The Benefits of Hiring Slow and Firing Fast for Businesses
An infographic compiled by MBA Stack, providers of helpful and accurate information to current and prospective MBA students, confirms the value of hiring slow and firing fast.
The research shows that almost 3 in 4 employers say they have hired the wrong person for a position. This tendency to fill roles with unsuitable employees underscores the need for a slow and calculated hiring process.
Benefits of Hiring Slow and Firing Fast for Businesses
MBA Stack advises employers give themselves time to carefully consider needs and expectations. This methodical process should include drafting a new job description based on business goals, describing the skills and attributes needed for long-term success, and considering how well candidates will compliment team dynamics.
Testament of the tendency for companies to hire too fast, the infographic quotes Vishal Garg, CEO of Better.com, who said: “Today, we acknowledge that we over hired and hired the wrong people, and in doing that, we failed.”
The infographic points to the fact that firing does not have to be extreme but sometimes all businesses need to find the right person for a position.
Businesses should refrain from keeping an employee who is a bad fit. They should think of firing as a hiring mistake and confront it head on. Instead of focusing on immediate needs, employers should concentrate on the long-term benefits. They should also approach employees with compassion and aid their transition, the infographic highlights.
The study lists the multiple benefits of hiring slowly, including maintaining positivity and corporate culture, ensuring company success, and achieving better success for all.
The research cites the statistic that in November 2021, 4.5 million people voluntarily left their jobs. With this in mind, hiring slowing to ensure the right candidates fill the right roles, so that long-term objectives are met, is more important than ever.

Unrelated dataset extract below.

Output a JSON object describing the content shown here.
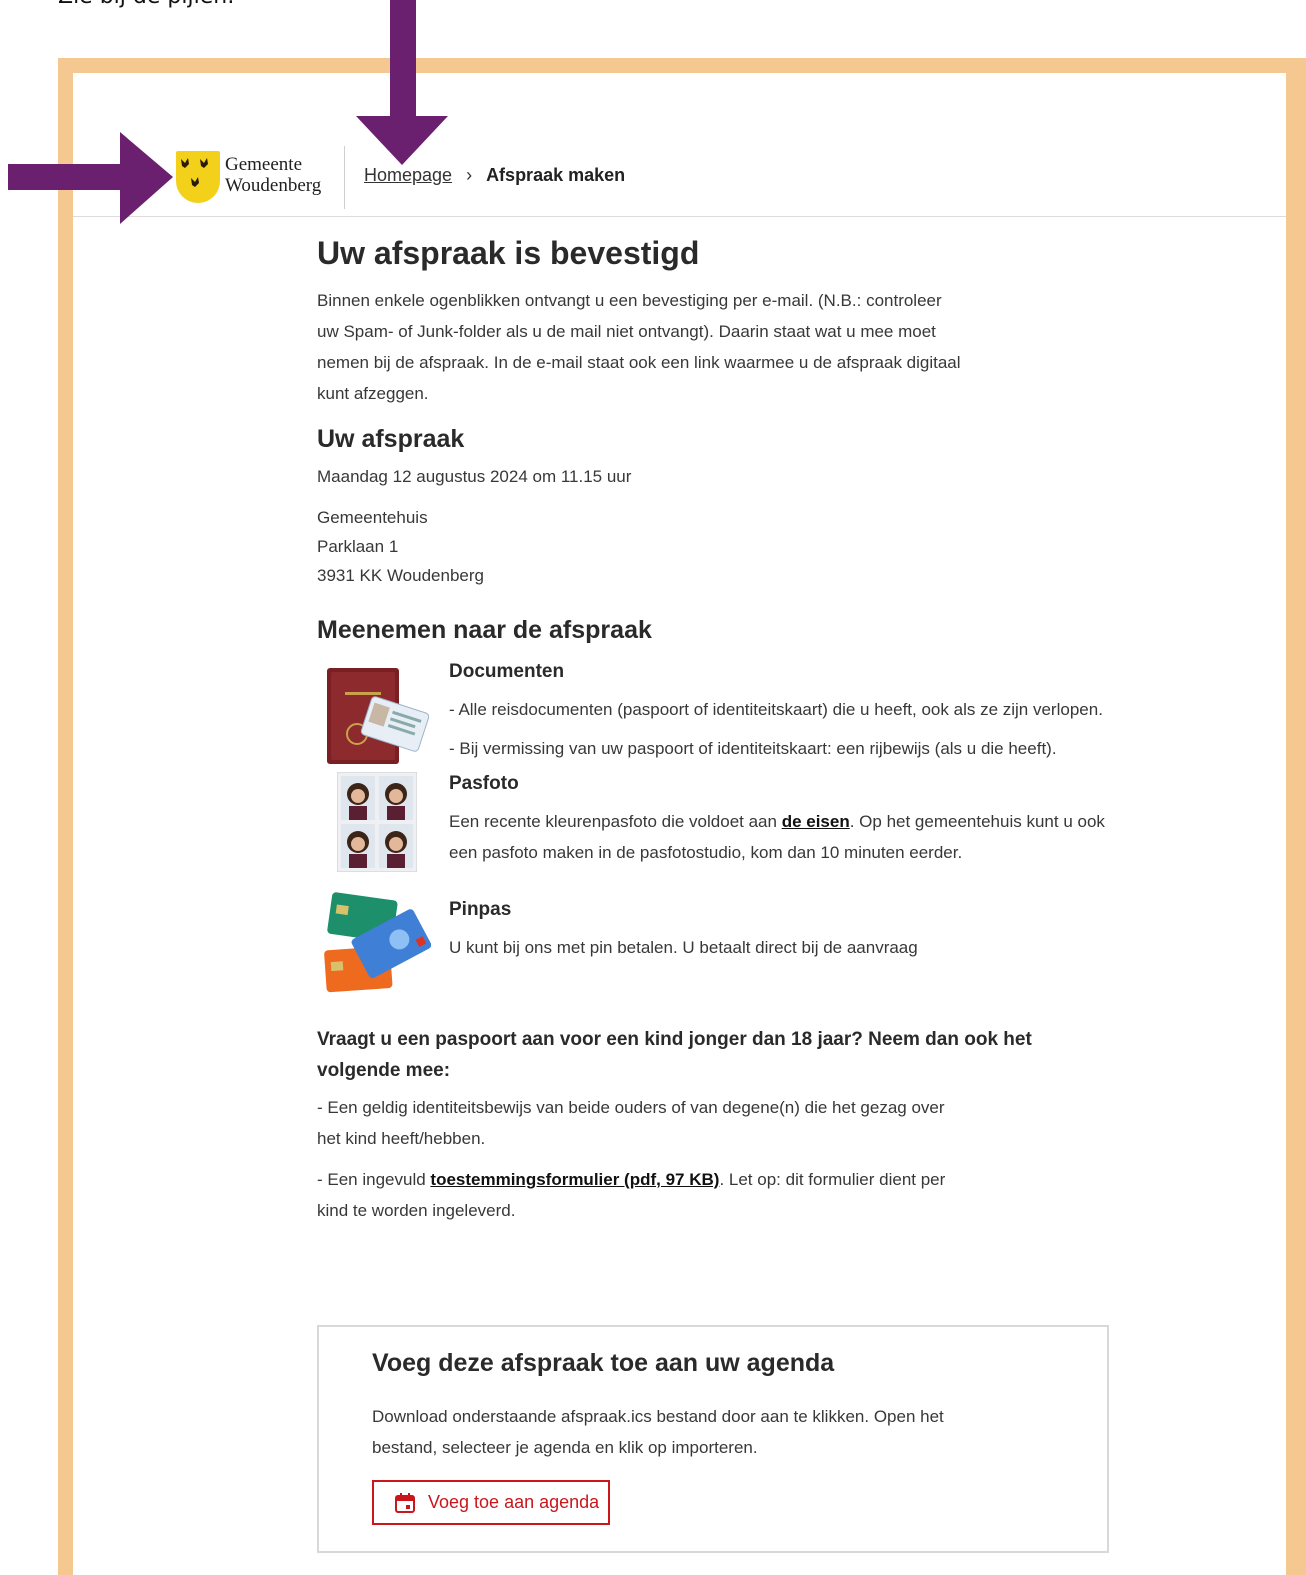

This article, “The Benefits of Hiring Slow and Firing Fast for Businesses” was first published on Small Business Trends